[YOUR OBJECTIVE] In full and exactly, please return the records, but keep out the pictures.

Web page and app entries

*** Block opens ***

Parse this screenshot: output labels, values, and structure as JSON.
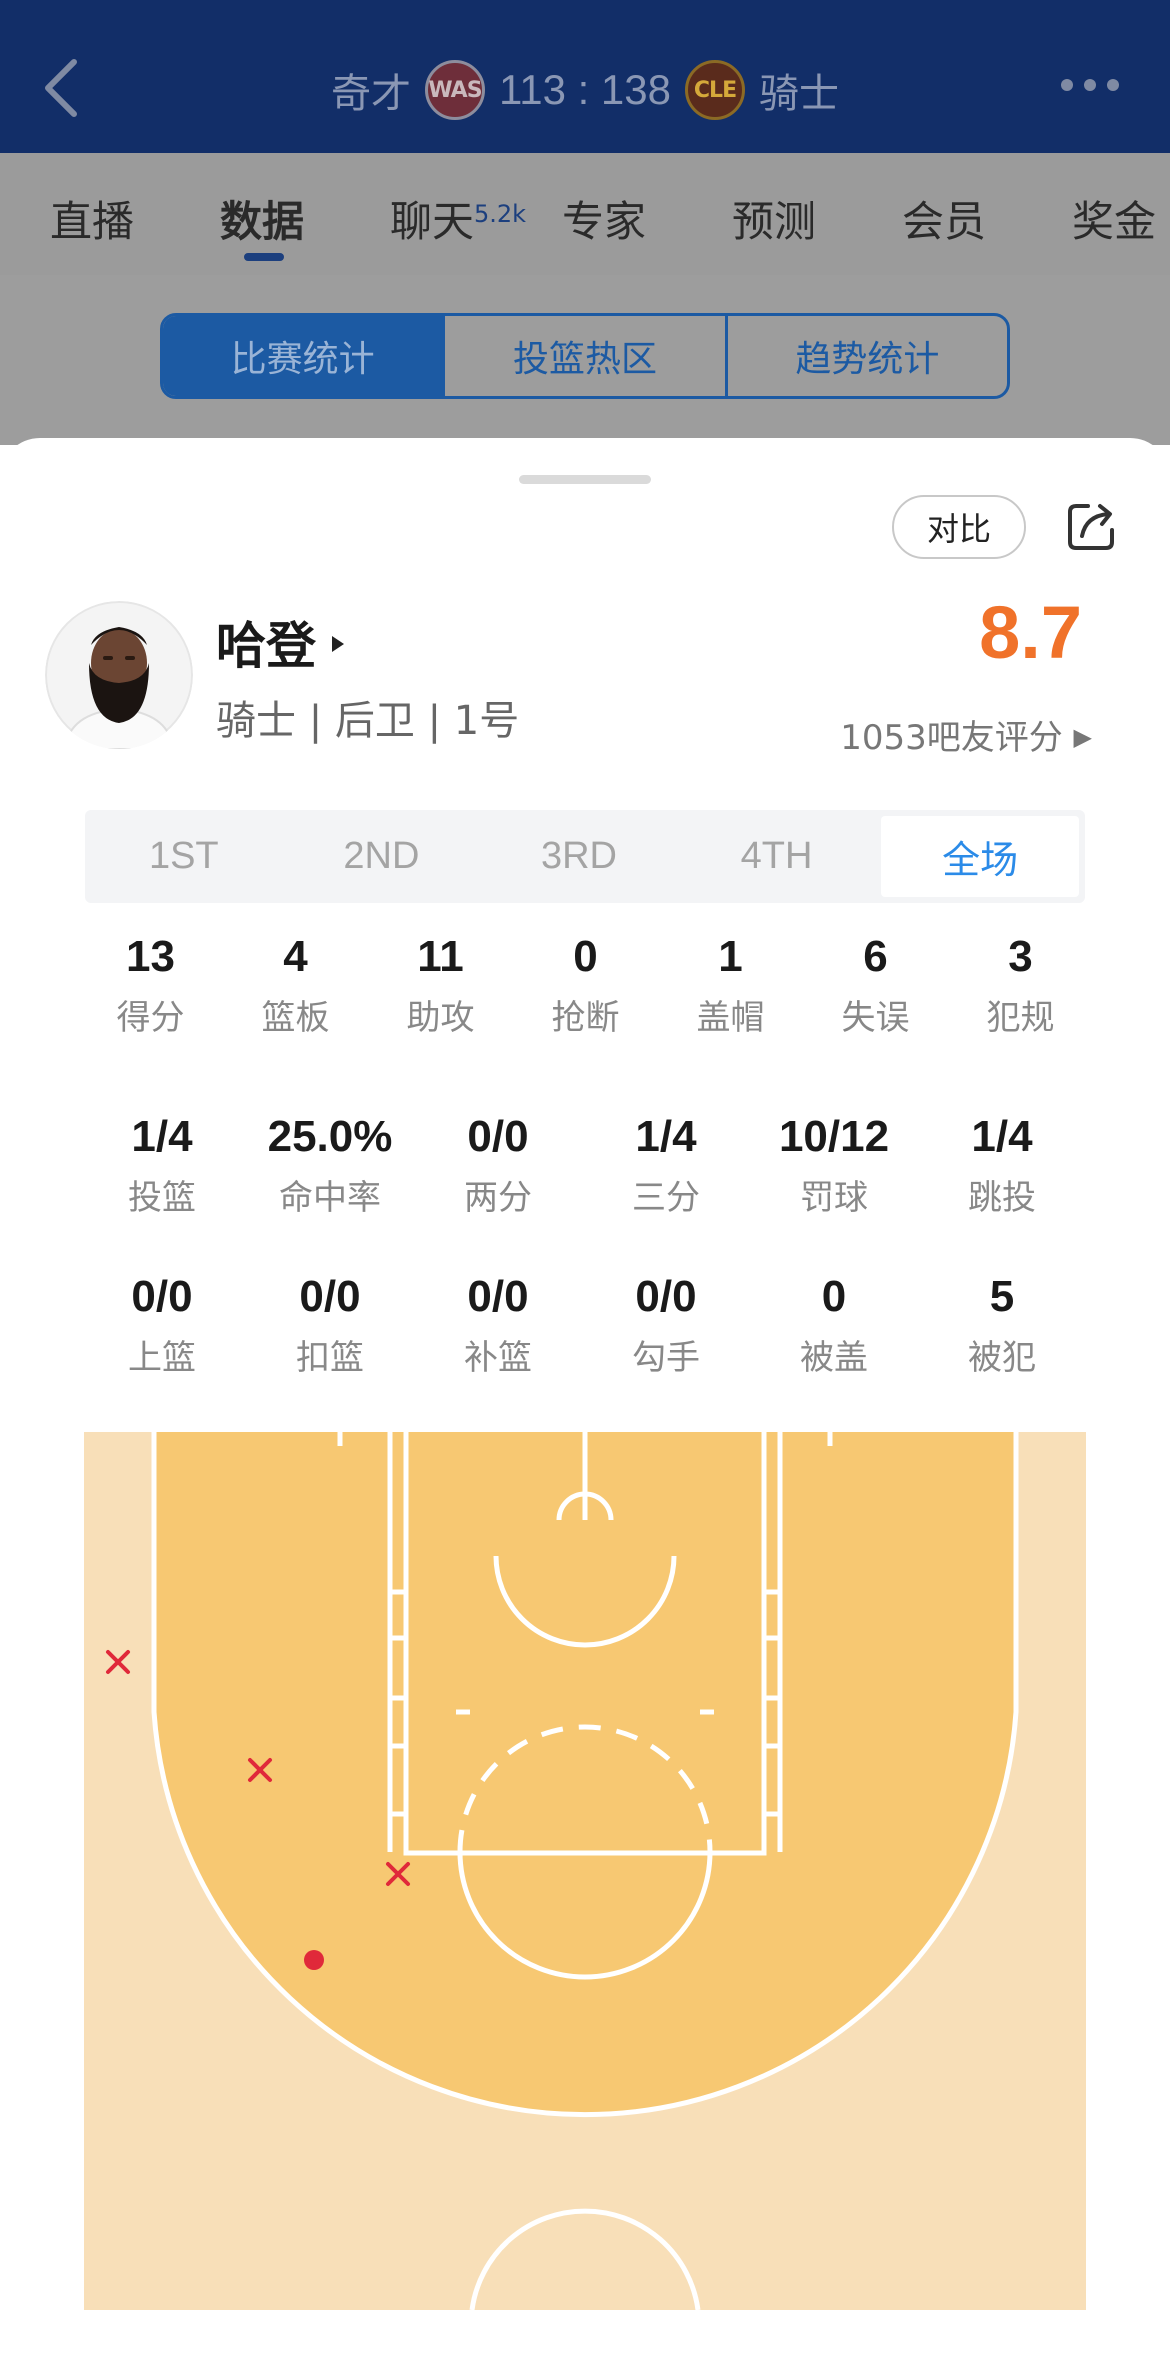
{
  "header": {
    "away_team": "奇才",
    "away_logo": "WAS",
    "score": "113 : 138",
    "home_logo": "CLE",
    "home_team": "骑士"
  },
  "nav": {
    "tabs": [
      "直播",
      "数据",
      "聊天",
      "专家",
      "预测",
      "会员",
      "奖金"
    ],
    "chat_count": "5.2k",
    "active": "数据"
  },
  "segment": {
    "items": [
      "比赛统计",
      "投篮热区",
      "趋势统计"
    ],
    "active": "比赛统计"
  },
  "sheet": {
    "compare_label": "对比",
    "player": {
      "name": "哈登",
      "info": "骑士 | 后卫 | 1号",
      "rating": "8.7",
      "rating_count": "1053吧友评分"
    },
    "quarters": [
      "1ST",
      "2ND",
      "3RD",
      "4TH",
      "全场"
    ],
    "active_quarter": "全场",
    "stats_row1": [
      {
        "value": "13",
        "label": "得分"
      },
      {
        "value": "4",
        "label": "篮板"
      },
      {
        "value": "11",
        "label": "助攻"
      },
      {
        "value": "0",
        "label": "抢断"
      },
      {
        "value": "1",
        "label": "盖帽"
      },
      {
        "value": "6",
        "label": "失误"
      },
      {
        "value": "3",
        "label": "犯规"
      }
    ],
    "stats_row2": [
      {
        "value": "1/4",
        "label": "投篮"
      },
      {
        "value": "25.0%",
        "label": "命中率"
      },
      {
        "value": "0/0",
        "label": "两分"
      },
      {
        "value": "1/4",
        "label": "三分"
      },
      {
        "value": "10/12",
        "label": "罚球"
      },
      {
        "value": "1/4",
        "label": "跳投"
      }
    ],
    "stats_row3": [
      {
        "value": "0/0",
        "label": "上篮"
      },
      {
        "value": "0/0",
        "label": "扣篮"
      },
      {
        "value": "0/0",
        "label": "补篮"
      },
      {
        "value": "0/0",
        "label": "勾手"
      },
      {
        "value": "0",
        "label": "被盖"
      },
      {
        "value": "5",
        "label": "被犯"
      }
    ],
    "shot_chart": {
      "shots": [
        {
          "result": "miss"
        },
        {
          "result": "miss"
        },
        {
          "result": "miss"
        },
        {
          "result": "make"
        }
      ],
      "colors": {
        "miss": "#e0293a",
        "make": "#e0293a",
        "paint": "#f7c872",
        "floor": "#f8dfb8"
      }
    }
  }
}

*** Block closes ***

[ANSWER FOR THE TASK]
Parse this screenshot: output labels, values, and structure as JSON.
{
  "header": {
    "away_team": "奇才",
    "away_logo": "WAS",
    "score": "113 : 138",
    "home_logo": "CLE",
    "home_team": "骑士"
  },
  "nav": {
    "tabs": [
      "直播",
      "数据",
      "聊天",
      "专家",
      "预测",
      "会员",
      "奖金"
    ],
    "chat_count": "5.2k",
    "active": "数据"
  },
  "segment": {
    "items": [
      "比赛统计",
      "投篮热区",
      "趋势统计"
    ],
    "active": "比赛统计"
  },
  "sheet": {
    "compare_label": "对比",
    "player": {
      "name": "哈登",
      "info": "骑士 | 后卫 | 1号",
      "rating": "8.7",
      "rating_count": "1053吧友评分"
    },
    "quarters": [
      "1ST",
      "2ND",
      "3RD",
      "4TH",
      "全场"
    ],
    "active_quarter": "全场",
    "stats_row1": [
      {
        "value": "13",
        "label": "得分"
      },
      {
        "value": "4",
        "label": "篮板"
      },
      {
        "value": "11",
        "label": "助攻"
      },
      {
        "value": "0",
        "label": "抢断"
      },
      {
        "value": "1",
        "label": "盖帽"
      },
      {
        "value": "6",
        "label": "失误"
      },
      {
        "value": "3",
        "label": "犯规"
      }
    ],
    "stats_row2": [
      {
        "value": "1/4",
        "label": "投篮"
      },
      {
        "value": "25.0%",
        "label": "命中率"
      },
      {
        "value": "0/0",
        "label": "两分"
      },
      {
        "value": "1/4",
        "label": "三分"
      },
      {
        "value": "10/12",
        "label": "罚球"
      },
      {
        "value": "1/4",
        "label": "跳投"
      }
    ],
    "stats_row3": [
      {
        "value": "0/0",
        "label": "上篮"
      },
      {
        "value": "0/0",
        "label": "扣篮"
      },
      {
        "value": "0/0",
        "label": "补篮"
      },
      {
        "value": "0/0",
        "label": "勾手"
      },
      {
        "value": "0",
        "label": "被盖"
      },
      {
        "value": "5",
        "label": "被犯"
      }
    ],
    "shot_chart": {
      "shots": [
        {
          "result": "miss"
        },
        {
          "result": "miss"
        },
        {
          "result": "miss"
        },
        {
          "result": "make"
        }
      ],
      "colors": {
        "miss": "#e0293a",
        "make": "#e0293a",
        "paint": "#f7c872",
        "floor": "#f8dfb8"
      }
    }
  }
}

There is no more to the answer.